# TASK PROMPT
The full listing is to be written out again, unchanged.
Segment Open
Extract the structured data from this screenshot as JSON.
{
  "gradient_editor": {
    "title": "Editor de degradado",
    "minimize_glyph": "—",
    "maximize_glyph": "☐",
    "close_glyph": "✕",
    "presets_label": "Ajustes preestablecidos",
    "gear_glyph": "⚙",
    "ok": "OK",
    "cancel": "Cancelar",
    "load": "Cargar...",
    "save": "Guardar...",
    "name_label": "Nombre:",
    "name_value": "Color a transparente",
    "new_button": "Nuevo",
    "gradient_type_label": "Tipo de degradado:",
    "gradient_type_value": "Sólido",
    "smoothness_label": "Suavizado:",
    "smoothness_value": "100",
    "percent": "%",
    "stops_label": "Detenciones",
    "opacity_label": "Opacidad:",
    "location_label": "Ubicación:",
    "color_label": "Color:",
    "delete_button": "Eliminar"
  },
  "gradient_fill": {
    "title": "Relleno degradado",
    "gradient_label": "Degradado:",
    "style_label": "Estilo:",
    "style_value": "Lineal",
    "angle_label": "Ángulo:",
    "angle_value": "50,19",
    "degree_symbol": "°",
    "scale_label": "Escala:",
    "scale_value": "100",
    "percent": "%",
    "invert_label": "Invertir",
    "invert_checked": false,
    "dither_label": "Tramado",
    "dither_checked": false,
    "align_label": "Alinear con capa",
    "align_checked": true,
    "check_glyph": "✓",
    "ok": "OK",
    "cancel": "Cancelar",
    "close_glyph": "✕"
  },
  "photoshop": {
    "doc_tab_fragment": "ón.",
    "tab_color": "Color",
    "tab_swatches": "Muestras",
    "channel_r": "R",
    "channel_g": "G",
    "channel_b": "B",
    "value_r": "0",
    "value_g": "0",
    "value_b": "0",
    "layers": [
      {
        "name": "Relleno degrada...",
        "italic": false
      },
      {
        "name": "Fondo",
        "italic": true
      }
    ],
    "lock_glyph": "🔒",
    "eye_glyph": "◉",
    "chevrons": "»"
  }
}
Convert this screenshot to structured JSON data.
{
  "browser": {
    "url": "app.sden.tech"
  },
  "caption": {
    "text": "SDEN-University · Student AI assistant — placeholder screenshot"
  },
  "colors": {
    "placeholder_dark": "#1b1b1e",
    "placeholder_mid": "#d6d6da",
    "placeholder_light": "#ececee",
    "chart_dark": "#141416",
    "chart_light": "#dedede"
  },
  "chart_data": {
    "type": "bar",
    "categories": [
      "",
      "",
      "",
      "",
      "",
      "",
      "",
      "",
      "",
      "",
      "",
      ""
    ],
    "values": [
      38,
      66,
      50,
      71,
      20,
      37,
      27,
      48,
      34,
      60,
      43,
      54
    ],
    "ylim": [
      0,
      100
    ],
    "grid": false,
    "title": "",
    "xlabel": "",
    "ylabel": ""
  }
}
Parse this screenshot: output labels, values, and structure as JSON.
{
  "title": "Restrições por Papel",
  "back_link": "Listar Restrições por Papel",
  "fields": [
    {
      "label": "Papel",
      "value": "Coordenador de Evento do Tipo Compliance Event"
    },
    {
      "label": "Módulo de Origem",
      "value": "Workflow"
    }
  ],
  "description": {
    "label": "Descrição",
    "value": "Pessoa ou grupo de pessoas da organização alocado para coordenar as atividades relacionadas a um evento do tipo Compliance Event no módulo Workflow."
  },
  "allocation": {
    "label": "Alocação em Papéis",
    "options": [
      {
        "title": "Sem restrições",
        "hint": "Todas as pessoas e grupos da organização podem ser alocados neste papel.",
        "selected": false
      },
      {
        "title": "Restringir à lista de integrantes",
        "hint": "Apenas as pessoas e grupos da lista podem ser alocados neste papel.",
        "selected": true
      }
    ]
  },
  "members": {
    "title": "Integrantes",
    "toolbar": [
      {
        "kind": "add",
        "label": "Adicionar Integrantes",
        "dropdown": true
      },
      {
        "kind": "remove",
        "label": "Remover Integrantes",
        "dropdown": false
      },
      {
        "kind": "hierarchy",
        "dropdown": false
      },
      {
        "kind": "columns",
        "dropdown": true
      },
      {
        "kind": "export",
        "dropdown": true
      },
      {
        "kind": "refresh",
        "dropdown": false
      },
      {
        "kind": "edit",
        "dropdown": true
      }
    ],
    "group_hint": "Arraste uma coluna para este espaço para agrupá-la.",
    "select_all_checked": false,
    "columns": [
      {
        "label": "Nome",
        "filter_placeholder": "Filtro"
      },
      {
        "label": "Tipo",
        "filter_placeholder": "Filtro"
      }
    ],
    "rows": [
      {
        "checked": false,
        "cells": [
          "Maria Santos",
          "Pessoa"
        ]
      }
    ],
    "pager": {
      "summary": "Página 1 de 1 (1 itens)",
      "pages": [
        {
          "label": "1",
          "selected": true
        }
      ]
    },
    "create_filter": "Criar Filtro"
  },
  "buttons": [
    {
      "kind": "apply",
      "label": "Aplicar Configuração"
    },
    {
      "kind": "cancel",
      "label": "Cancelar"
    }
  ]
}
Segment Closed
# ANSWER SPACE
Extract the structured data from this screenshot as JSON.
{
  "gradient_editor": {
    "title": "Editor de degradado",
    "minimize_glyph": "—",
    "maximize_glyph": "☐",
    "close_glyph": "✕",
    "presets_label": "Ajustes preestablecidos",
    "gear_glyph": "⚙",
    "ok": "OK",
    "cancel": "Cancelar",
    "load": "Cargar...",
    "save": "Guardar...",
    "name_label": "Nombre:",
    "name_value": "Color a transparente",
    "new_button": "Nuevo",
    "gradient_type_label": "Tipo de degradado:",
    "gradient_type_value": "Sólido",
    "smoothness_label": "Suavizado:",
    "smoothness_value": "100",
    "percent": "%",
    "stops_label": "Detenciones",
    "opacity_label": "Opacidad:",
    "location_label": "Ubicación:",
    "color_label": "Color:",
    "delete_button": "Eliminar"
  },
  "gradient_fill": {
    "title": "Relleno degradado",
    "gradient_label": "Degradado:",
    "style_label": "Estilo:",
    "style_value": "Lineal",
    "angle_label": "Ángulo:",
    "angle_value": "50,19",
    "degree_symbol": "°",
    "scale_label": "Escala:",
    "scale_value": "100",
    "percent": "%",
    "invert_label": "Invertir",
    "invert_checked": false,
    "dither_label": "Tramado",
    "dither_checked": false,
    "align_label": "Alinear con capa",
    "align_checked": true,
    "check_glyph": "✓",
    "ok": "OK",
    "cancel": "Cancelar",
    "close_glyph": "✕"
  },
  "photoshop": {
    "doc_tab_fragment": "ón.",
    "tab_color": "Color",
    "tab_swatches": "Muestras",
    "channel_r": "R",
    "channel_g": "G",
    "channel_b": "B",
    "value_r": "0",
    "value_g": "0",
    "value_b": "0",
    "layers": [
      {
        "name": "Relleno degrada...",
        "italic": false
      },
      {
        "name": "Fondo",
        "italic": true
      }
    ],
    "lock_glyph": "🔒",
    "eye_glyph": "◉",
    "chevrons": "»"
  }
}
Convert this screenshot to structured JSON data.
{
  "browser": {
    "url": "app.sden.tech"
  },
  "caption": {
    "text": "SDEN-University · Student AI assistant — placeholder screenshot"
  },
  "colors": {
    "placeholder_dark": "#1b1b1e",
    "placeholder_mid": "#d6d6da",
    "placeholder_light": "#ececee",
    "chart_dark": "#141416",
    "chart_light": "#dedede"
  },
  "chart_data": {
    "type": "bar",
    "categories": [
      "",
      "",
      "",
      "",
      "",
      "",
      "",
      "",
      "",
      "",
      "",
      ""
    ],
    "values": [
      38,
      66,
      50,
      71,
      20,
      37,
      27,
      48,
      34,
      60,
      43,
      54
    ],
    "ylim": [
      0,
      100
    ],
    "grid": false,
    "title": "",
    "xlabel": "",
    "ylabel": ""
  }
}
Parse this screenshot: output labels, values, and structure as JSON.
{
  "title": "Restrições por Papel",
  "back_link": "Listar Restrições por Papel",
  "fields": [
    {
      "label": "Papel",
      "value": "Coordenador de Evento do Tipo Compliance Event"
    },
    {
      "label": "Módulo de Origem",
      "value": "Workflow"
    }
  ],
  "description": {
    "label": "Descrição",
    "value": "Pessoa ou grupo de pessoas da organização alocado para coordenar as atividades relacionadas a um evento do tipo Compliance Event no módulo Workflow."
  },
  "allocation": {
    "label": "Alocação em Papéis",
    "options": [
      {
        "title": "Sem restrições",
        "hint": "Todas as pessoas e grupos da organização podem ser alocados neste papel.",
        "selected": false
      },
      {
        "title": "Restringir à lista de integrantes",
        "hint": "Apenas as pessoas e grupos da lista podem ser alocados neste papel.",
        "selected": true
      }
    ]
  },
  "members": {
    "title": "Integrantes",
    "toolbar": [
      {
        "kind": "add",
        "label": "Adicionar Integrantes",
        "dropdown": true
      },
      {
        "kind": "remove",
        "label": "Remover Integrantes",
        "dropdown": false
      },
      {
        "kind": "hierarchy",
        "dropdown": false
      },
      {
        "kind": "columns",
        "dropdown": true
      },
      {
        "kind": "export",
        "dropdown": true
      },
      {
        "kind": "refresh",
        "dropdown": false
      },
      {
        "kind": "edit",
        "dropdown": true
      }
    ],
    "group_hint": "Arraste uma coluna para este espaço para agrupá-la.",
    "select_all_checked": false,
    "columns": [
      {
        "label": "Nome",
        "filter_placeholder": "Filtro"
      },
      {
        "label": "Tipo",
        "filter_placeholder": "Filtro"
      }
    ],
    "rows": [
      {
        "checked": false,
        "cells": [
          "Maria Santos",
          "Pessoa"
        ]
      }
    ],
    "pager": {
      "summary": "Página 1 de 1 (1 itens)",
      "pages": [
        {
          "label": "1",
          "selected": true
        }
      ]
    },
    "create_filter": "Criar Filtro"
  },
  "buttons": [
    {
      "kind": "apply",
      "label": "Aplicar Configuração"
    },
    {
      "kind": "cancel",
      "label": "Cancelar"
    }
  ]
}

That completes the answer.